Da Shi was distinct cos he didn’t seem to know much or give a shit about science. Also, he’s the only one at the end who has a brain, showing the others how hard it is to wipe out an entire species [assuming you want the planet left intact and habitable]
In contrast, the main character, Wang, forgot his family existed. Had no hobbies. Only ever thought about science. To be fair, he was at the centre of a huge revelation for most of the book, but he was still bland.
This is what happens when virtually all the characters in your book are scientists.
The video game idea really was excellent…Liu is known for his creativity in concepts…and the way it mixed in Chinese and Western history was well-done.
It’s also a nice change to have the action not set in the US or in the West, though it’s not such a big novelty for me as half of the media I watch is Chinese. If I’m reading sci-fi from anywhere, I want decent characters and a sense of the place. I didn’t really get that here. The Cultural Revolution is sledgehammer stuff, it could’ve been written by anyone. Am I being too negative? Again, maybe it’s going from Chandler to this, or it could be that I read the English version…a lot of translations lose the sense of place as the translator is scared that the reader won’t understand the references…they did this for Gum Yong before, ironically from the Chinese side…little do they know that I have no idea what James Ellroy is going on about half the time, but I know it’s related to Post-WW2 LA and without it his books could’ve been written by someone like me who’s only ever been to LA once.
Note to translators: don’t take out the culture-specific references, you’ll drain the soul out of the book. I think the latest translation of Gum Yong/Condor Heroes learnt the lesson as the translator talked about keeping in the martial arts/historical detail, but I haven’t read it so can’t confirm…

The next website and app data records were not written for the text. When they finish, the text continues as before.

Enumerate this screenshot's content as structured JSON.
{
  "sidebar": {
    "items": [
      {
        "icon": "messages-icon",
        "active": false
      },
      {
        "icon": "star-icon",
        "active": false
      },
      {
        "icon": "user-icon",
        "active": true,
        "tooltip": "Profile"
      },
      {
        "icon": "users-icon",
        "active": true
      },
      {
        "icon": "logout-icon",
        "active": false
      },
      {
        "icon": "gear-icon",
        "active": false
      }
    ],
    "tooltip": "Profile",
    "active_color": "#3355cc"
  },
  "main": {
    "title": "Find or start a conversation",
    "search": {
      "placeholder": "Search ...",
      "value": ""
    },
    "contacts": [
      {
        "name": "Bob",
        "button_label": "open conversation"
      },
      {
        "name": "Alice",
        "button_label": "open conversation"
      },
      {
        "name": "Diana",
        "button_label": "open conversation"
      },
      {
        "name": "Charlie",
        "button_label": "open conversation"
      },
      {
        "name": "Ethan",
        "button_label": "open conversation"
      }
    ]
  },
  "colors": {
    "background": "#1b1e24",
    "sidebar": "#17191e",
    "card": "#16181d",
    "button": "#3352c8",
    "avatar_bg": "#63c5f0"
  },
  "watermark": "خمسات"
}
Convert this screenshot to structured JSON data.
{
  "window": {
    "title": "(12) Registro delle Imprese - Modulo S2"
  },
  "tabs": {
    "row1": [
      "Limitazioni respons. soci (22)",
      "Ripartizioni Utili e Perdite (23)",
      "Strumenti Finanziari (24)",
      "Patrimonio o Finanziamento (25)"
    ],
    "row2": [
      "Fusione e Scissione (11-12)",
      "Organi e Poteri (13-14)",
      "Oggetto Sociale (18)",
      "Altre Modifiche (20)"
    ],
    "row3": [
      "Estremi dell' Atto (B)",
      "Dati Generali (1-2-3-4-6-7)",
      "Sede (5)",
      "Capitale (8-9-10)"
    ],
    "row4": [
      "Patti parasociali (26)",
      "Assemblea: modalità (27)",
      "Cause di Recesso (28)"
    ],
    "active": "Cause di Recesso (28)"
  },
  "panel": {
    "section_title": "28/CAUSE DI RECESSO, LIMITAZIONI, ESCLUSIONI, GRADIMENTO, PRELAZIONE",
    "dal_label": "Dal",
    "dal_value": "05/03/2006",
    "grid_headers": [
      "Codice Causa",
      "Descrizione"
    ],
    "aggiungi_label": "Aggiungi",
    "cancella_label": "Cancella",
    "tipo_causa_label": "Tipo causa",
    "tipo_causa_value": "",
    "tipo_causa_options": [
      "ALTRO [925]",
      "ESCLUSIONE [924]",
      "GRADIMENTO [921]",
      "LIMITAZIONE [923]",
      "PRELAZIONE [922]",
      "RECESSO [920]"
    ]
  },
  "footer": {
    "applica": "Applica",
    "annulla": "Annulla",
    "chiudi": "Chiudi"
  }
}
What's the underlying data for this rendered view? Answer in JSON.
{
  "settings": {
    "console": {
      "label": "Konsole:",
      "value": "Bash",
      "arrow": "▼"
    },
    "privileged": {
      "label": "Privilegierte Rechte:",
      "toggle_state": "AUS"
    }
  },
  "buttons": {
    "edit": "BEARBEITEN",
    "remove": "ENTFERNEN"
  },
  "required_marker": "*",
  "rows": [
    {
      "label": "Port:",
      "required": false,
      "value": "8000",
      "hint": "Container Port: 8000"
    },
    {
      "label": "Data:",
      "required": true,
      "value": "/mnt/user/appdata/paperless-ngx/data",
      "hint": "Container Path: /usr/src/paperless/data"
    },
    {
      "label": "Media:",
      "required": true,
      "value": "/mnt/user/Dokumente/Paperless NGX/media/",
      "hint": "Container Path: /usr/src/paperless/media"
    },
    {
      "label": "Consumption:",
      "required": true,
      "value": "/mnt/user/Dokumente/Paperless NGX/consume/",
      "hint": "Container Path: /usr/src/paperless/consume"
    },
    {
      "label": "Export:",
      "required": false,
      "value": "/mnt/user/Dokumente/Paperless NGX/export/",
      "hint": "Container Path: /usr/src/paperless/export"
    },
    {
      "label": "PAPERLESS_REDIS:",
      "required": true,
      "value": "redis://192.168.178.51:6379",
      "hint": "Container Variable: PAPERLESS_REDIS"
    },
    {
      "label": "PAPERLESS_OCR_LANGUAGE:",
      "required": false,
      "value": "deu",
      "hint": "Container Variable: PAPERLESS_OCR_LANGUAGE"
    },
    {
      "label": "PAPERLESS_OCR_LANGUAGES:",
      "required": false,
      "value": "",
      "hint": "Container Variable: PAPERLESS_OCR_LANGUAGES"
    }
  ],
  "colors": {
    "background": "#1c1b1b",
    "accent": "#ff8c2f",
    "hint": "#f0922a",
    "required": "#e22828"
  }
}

Okay, I might try and read 3 Body Problem in Chinese when my reading level improves. I picked it up in the bookshop and made it through the first page…it wasn’t as dense as I feared, but there are still a lot of science-related words and idioms that I don’t know, so it’d be more of a chore than a pleasure to read it at the moment. Is the original version better? I have a language exchange from Guangdong who said it was a good book, written more for Chinese people, not Westerners…though he did also say that the characters were a bit bland…
The section towards the end where we set up camp with the aliens was interesting as it turns out they’re sociopaths. Also, due to the fact that we went through their history [figuratively] with Wang, we get a good sense as to how they got that way. It’s spectacularly Darwinian, on a macro and micro level, as there doesn’t seem to be such a thing as individualism in their society. Or the one alien who acts like an individual, the one who warns the human traitor not to respond to their message, is quickly punished by the emperor/dictator.
Basically, they’ve died so many times and come so close to extinction that all they think about is how to preserve their civilization as an entity, not how to evolve it socially and politically. I’m getting some vague feeling of pointed critique from Liu here, though I have no idea which country he could possibly be thinking of…
The more I think about it, the cleverer it seems to be…they say nothing’s an accident in writing, but they also say a book can mean a million things, most of them invented…the Alpha Centauri aliens are so different, their history and environment so distinct from ours that maybe it’s not a comparison…or it’s a shaded comparison…
Hang on, the aliens are spying on human scientific developments…and are planning to take over our planet…with a dictatorship at the helm, a social system that demands sacrifice to the race as a whole…
It’s amazing this ever got published…in any country, ha!
Note: Most countries are dictatorships, some more subtle than others. Terry Nation said that. Then emigrated to Eris.